> _WHAT YOU HAVE TO DO_
From the data below, copy each line that includes the word "heading".

____ INFORMATION SUPPLIED

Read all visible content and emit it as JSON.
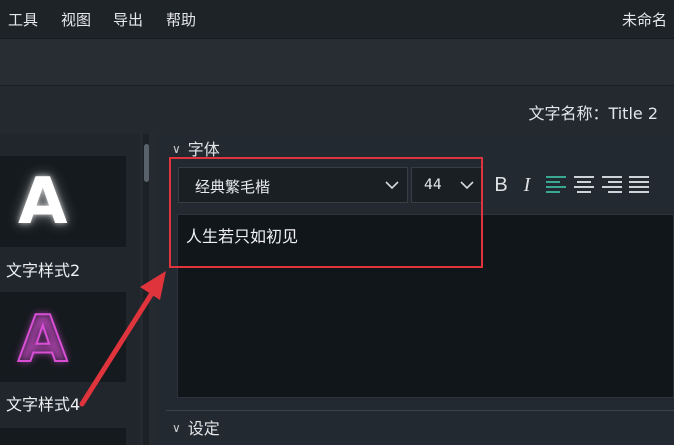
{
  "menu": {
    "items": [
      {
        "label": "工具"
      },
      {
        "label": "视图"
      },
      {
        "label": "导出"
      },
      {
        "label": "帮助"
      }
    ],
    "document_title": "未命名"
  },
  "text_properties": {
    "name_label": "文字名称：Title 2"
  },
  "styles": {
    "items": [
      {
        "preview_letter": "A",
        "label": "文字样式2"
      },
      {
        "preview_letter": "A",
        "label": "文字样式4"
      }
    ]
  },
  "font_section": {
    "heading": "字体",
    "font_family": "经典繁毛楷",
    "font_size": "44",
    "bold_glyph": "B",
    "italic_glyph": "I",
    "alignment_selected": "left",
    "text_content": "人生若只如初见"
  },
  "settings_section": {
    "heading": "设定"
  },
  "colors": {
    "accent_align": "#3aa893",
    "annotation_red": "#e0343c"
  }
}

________
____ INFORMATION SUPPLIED

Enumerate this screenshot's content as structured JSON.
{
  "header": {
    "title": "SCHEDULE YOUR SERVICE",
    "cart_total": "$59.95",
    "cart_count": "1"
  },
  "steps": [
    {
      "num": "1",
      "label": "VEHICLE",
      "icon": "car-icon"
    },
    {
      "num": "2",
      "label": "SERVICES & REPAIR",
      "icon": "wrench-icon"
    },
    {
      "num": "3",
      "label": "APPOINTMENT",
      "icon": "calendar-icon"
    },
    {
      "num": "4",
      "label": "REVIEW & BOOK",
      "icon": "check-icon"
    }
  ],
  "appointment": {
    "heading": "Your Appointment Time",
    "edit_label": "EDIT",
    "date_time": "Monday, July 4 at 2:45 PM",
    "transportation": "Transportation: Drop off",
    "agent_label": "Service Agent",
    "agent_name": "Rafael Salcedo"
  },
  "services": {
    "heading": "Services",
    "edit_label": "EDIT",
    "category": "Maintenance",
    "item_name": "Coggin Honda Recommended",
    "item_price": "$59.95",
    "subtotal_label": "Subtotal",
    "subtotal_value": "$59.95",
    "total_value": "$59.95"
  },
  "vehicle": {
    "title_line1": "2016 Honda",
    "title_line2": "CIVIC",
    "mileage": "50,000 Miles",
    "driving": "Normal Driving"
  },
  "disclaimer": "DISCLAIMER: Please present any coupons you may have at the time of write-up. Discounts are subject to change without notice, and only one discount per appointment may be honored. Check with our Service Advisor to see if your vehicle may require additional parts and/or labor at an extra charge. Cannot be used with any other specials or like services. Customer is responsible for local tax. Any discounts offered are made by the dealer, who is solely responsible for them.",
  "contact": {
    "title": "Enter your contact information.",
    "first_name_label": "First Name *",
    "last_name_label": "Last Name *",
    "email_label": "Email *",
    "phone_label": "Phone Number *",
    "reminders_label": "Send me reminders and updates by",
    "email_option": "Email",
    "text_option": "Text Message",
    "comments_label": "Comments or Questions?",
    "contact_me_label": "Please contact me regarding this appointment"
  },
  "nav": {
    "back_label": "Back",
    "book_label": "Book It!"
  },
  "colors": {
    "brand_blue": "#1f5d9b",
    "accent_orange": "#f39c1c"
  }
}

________

> _TASK ANSWER_
    "heading": "字体",
    "heading": "设定"
    "heading": "Your Appointment Time",
    "heading": "Services",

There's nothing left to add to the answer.